He won the August, 2018 Cup race on the Michigan two-miler and finished runner-up to SHR teammate Clint Bowyer in the June visit. He has top-five finishes in the last seven Michigan races. So while he may fluctuate between frustration and promise the first half of this season, Harvick must certainly feel Michigan provides a prime opportunity to change the vibe.

“I am beyond all the frustration,’’ Harvick said. “To me it is now a challenge just because I feel like this is very similar to 2014 and 2017. I can see the progression in the speed of the cars and the things we have done and honestly, we just chose the wrong direction to start the year.

“Our cars weren’t where they needed to be and everyone realizes that as a company. We had some situations where we were in position to win some races and had some things go wrong, whether it was my team or the 14 [Bowyer’s]. In the end, our cars just weren’t fast enough.

“I think everybody has kept their head down and are looking at it as a challenge now.’’

A frustrating 22nd-place finish at Pocono Raceway last weekend dropped Harvick from third to fifth in the championship standings. He’s had five top-five finishes – a season best fourth-place effort five times – but only two top 10s in the last five races.

Michigan presents a sort of’ “circle the date” race for Harvick – he is objectively one of the favorites. And he is more than ready to capitalize.

“Aside from the second half of the Charlotte race, I think over the last month or so, the cars are coming the right direction,’’ Harvick said. “[Teammate] Aric (Almirola) had a great test at Indianapolis and that is really the benefit of having quality teammates and people that communicate and an organization like we have with Gene [Haas] and Tony [Stewart] letting the racers go race. Sometimes that over-rules the engineering.

“We are pulling the rope in the right direction now and feel like we have made some good gains. This is part of that challenge that is a cycle. I have talked about this for years. You have to build, you have to rebuild, build and rebuild. You are on the good side of it and the bad side of it and it all has a funny way of cycling itself through.
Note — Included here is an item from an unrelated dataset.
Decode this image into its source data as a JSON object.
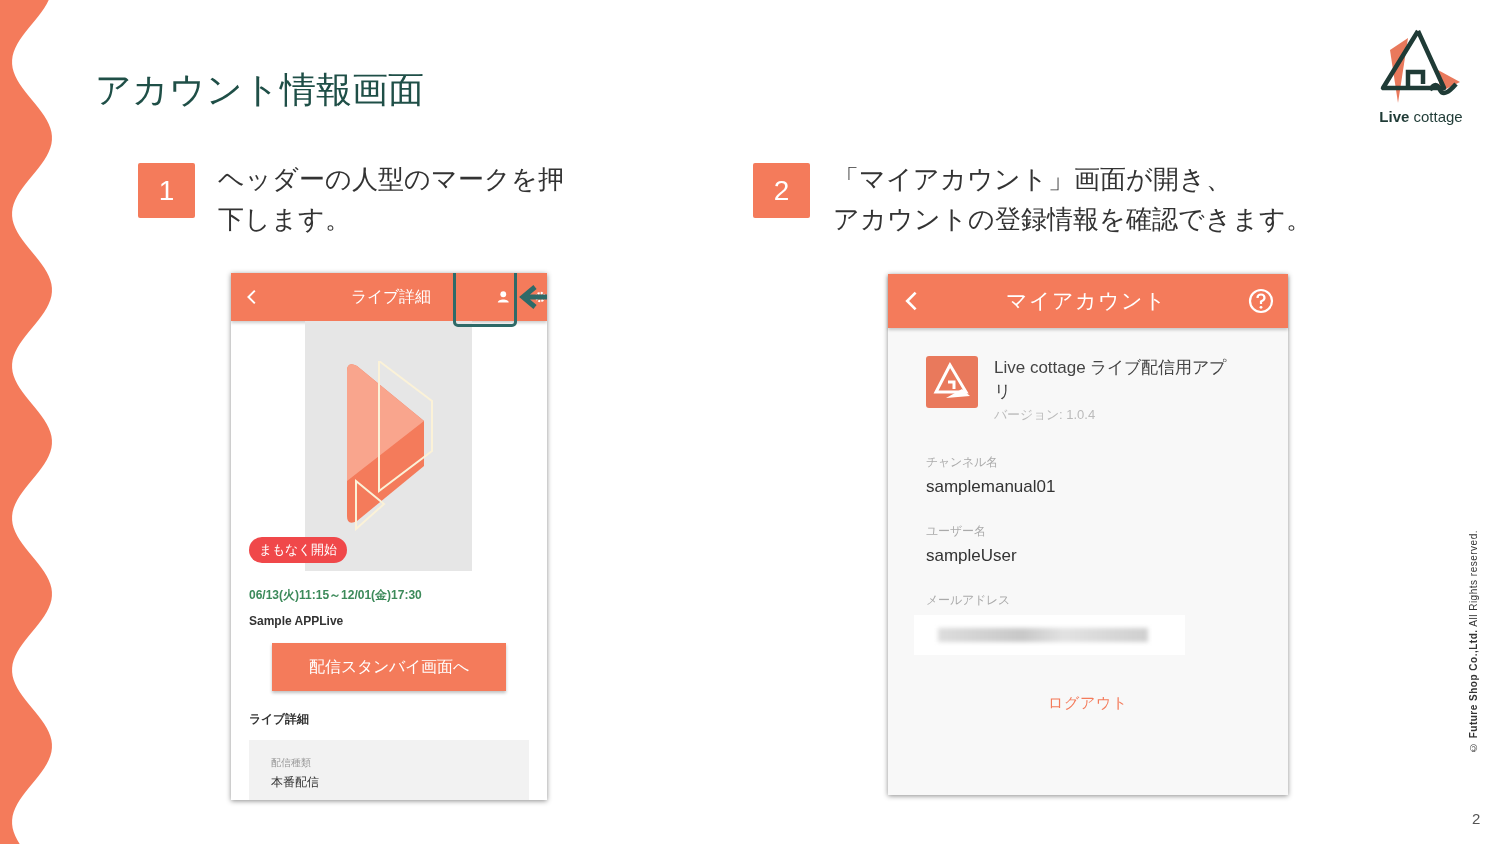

“We have had a number of challenge since I have been here with Tony in and out of the car and drivers changing. It is a resilient group of people that continue to set aside the frustrations and look forward.’’

Harvick and his No. 4 SHR Ford team have certainly turned in the effort – leading a race best 104 laps at Kansas only to finish 13th, and leading a race best 88 laps at Las Vegas, only to finish fourth.

There was a time Harvick would admit he would be at wits end solving the close calls. But the father of two young children – Keelan and one-year old daughter Piper – concedes his overall mindset has shifted.  He is still fearlessly vocal about subjects he has strong opinions about. But he is less likely to allow it to take an emotional toll for the overly good or the regrettably bad.

“It is just kind of the evolution of life that follows with it,’’ Harvick said. “At this particular point there is obviously some people that don’t like to hear what I have to say, which is fine. There are some people that you feel like you are on their side and it is not really about sides, it is about opinion and you can take it for what it is worth.

“At this point, it doesn’t matter to me what you think about it, it is my opinion and I will move on from it. I will happily listen to yours as well and it will be a great debate and we will have fun with it.

“I think the progression of life in general has followed the progression of my career. Having kids was great because you had more responsibility that you had to come home to than you did before. Things that you say, especially the older Keelan gets, are more magnified.’’

And at this point in particular, Harvick would prefer to speak again in victory burnouts and trophy hoists.

Greg Engle